There is no “one size fits all” solution when it comes to estate planning because the dynamics and needs within families evolve and change over time.
Recently, we met with a client who was concerned about providing for their current partner and their children from a previous relationship. Our client wanted to make sure their children received a benefit whilst also protecting their current partner from any conflict or claim against them.Read more
Would you take legal advice from a “lawyer” offering his/her services through a Gumtree ad?
The situation seems laughable, but a recent case dealt with an uncertified lay-advocate who had offering advice and services on Gumtree under the guise he was a certified legal practitioner.
The Western Australian Supreme Court decision in Van Der Feltz v Legal Practice Board (2017) resulted in the arm-chair expert being slapped with a $20,000 fine!Read more

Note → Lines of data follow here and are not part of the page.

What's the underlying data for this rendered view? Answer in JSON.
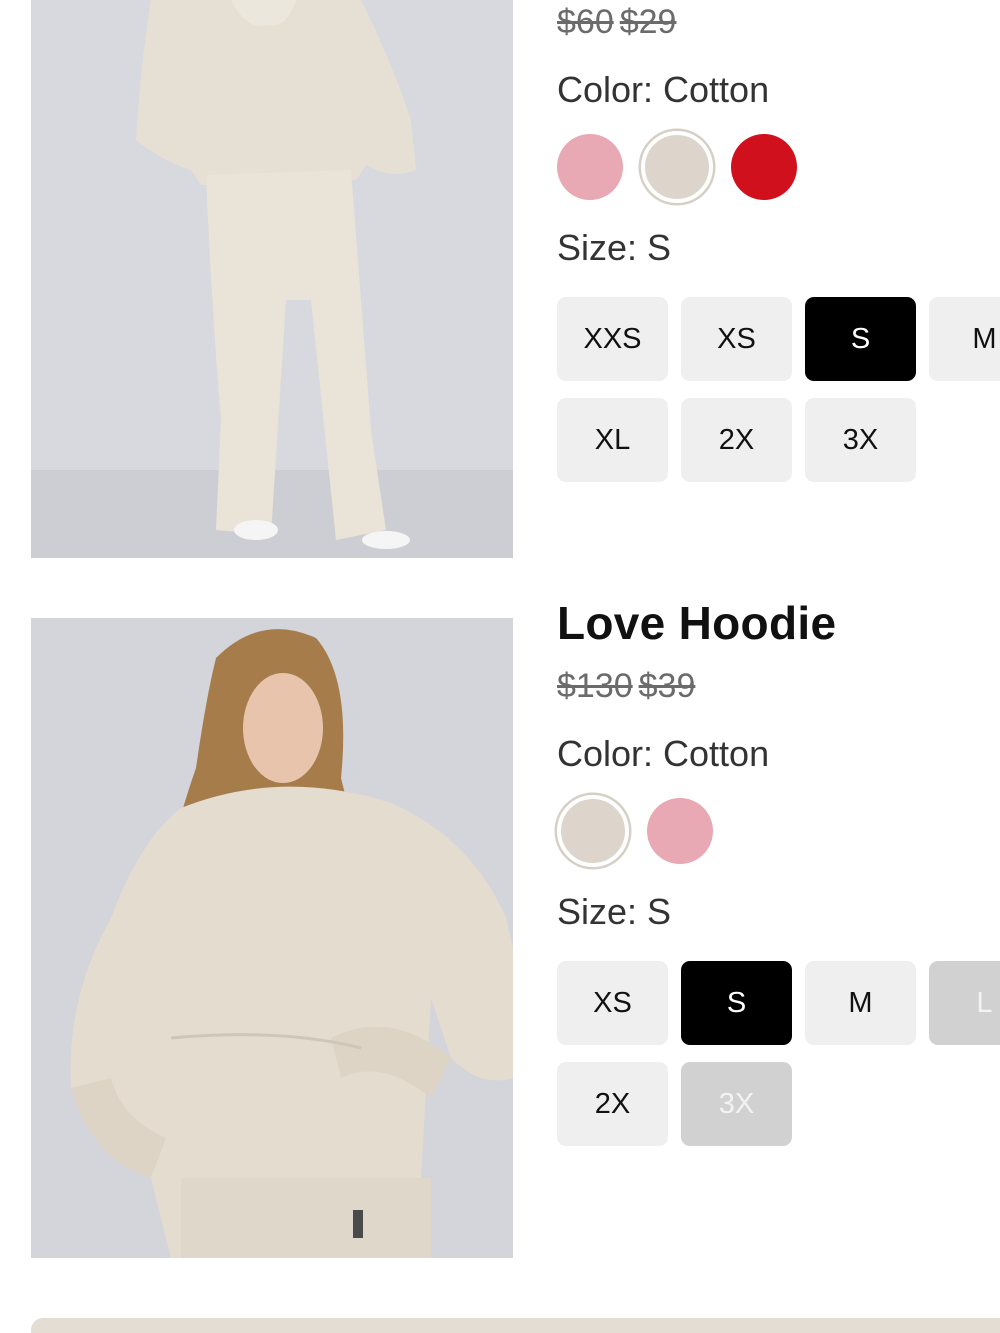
{
  "products": [
    {
      "title": "",
      "price_original": "$60",
      "price_sale": "$29",
      "color_label": "Color: Cotton",
      "colors": [
        {
          "name": "pink",
          "hex": "#e8a8b4",
          "selected": false
        },
        {
          "name": "cotton",
          "hex": "#ddd5cb",
          "selected": true
        },
        {
          "name": "red",
          "hex": "#d0101c",
          "selected": false
        }
      ],
      "size_label": "Size: S",
      "sizes": [
        {
          "label": "XXS",
          "state": "available"
        },
        {
          "label": "XS",
          "state": "available"
        },
        {
          "label": "S",
          "state": "selected"
        },
        {
          "label": "M",
          "state": "available"
        },
        {
          "label": "XL",
          "state": "available"
        },
        {
          "label": "2X",
          "state": "available"
        },
        {
          "label": "3X",
          "state": "available"
        }
      ]
    },
    {
      "title": "Love Hoodie",
      "price_original": "$130",
      "price_sale": "$39",
      "color_label": "Color: Cotton",
      "colors": [
        {
          "name": "cotton",
          "hex": "#ddd5cb",
          "selected": true
        },
        {
          "name": "pink",
          "hex": "#e8a8b4",
          "selected": false
        }
      ],
      "size_label": "Size: S",
      "sizes": [
        {
          "label": "XS",
          "state": "available"
        },
        {
          "label": "S",
          "state": "selected"
        },
        {
          "label": "M",
          "state": "available"
        },
        {
          "label": "L",
          "state": "disabled"
        },
        {
          "label": "2X",
          "state": "available"
        },
        {
          "label": "3X",
          "state": "disabled"
        }
      ]
    }
  ],
  "colors": {
    "selected_bg": "#000000",
    "button_bg": "#efefef",
    "disabled_bg": "#d1d1d1",
    "bottom_bar": "#e4ddd3"
  }
}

Christmas is traditionally a time of giving and this doesn’t exclude employers showing gratitude towards staff for a job well done throughout the year. However, gifts and Christmas Parties can attract the attention of the Taxman. With the Fringe Benefits Tax (FBT) rate now sitting at 49%, avoiding or minimising this impost is now more important than ever. This article looks at common Festive Season scenarios, how FBT applies, and how it may be minimised. Dinner at a Restaurant In certain circumstances, an employer can hold a Christmas party for staff and have it exempt from FBT. Take for example the quite common situation where an employer holds a Christmas party at a restaurant for employees and their partners and (besides from a Melbourne Cup lunch) it is the only social function they provide for employees during the year. Where this is the case, the total cost will generally be exempt from FBT provided the per-head cost (dinner and drinks) is kept to under $300 per person. This is known as the Minor Benefits Exemption. To enjoy this exemption the employer must use the Actual Method for valuing FBT meal entertainment. The Actual Method is the default method for valuing meal entertainment, and no formal ATO election is required to use this method. Under the Actual Method, an employer pays FBT (in the absence of an exemption) on all taxable meal entertainment provided to employees and their associates such as spouses (entertainment provided to other parties such as clients, contractors, or suppliers is exempt from FBT). If the meal entertainment meets the requirements of the Minor Benefits Exemption, the costs such as food and drink in respect of employees and their partners are exempt from FBT. Broadly speaking, under this Exemption the meal entertainment at a Christmas Party or other function will be exempt from FBT where its cost is less than $300 per head and, where similar or identical benefits are provided such as at Melbourne Cup lunches, they are only provided on an infrequent or irregular basis. The downside of using the Minor Benefit Exemption is that the meal entertainment is not tax deductible, and nor can you claim a GST credit. This Minor Benefit Exemption is not available if you elect to value your meal entertainment under the alternative 50/50 Method. Under this method, you pay FBT on only 50% of all taxable meal entertainment provided to employees, spouses AND clients, contractors, customers etc. irrespective of the cost. Likewise, you can only claim a 50% income tax deduction and 50% GST credits on such meal entertainment. However, with the FBT rate now at 49%, the 50% tax deduction and 50% GST credits available under the 50/50 Method is unlikely to provide a better after-tax result than the Actual Method where no FBT is payable. The “take-home message” is that, if like a number of employers, the only social functions you host for employees are the Melbourne Cup and Christmas party, be conscious of keeping the per-head cost under $300. By doing so, you may be able to exempt these functions from FBT. Gifts Provided gifts are only given […]Read more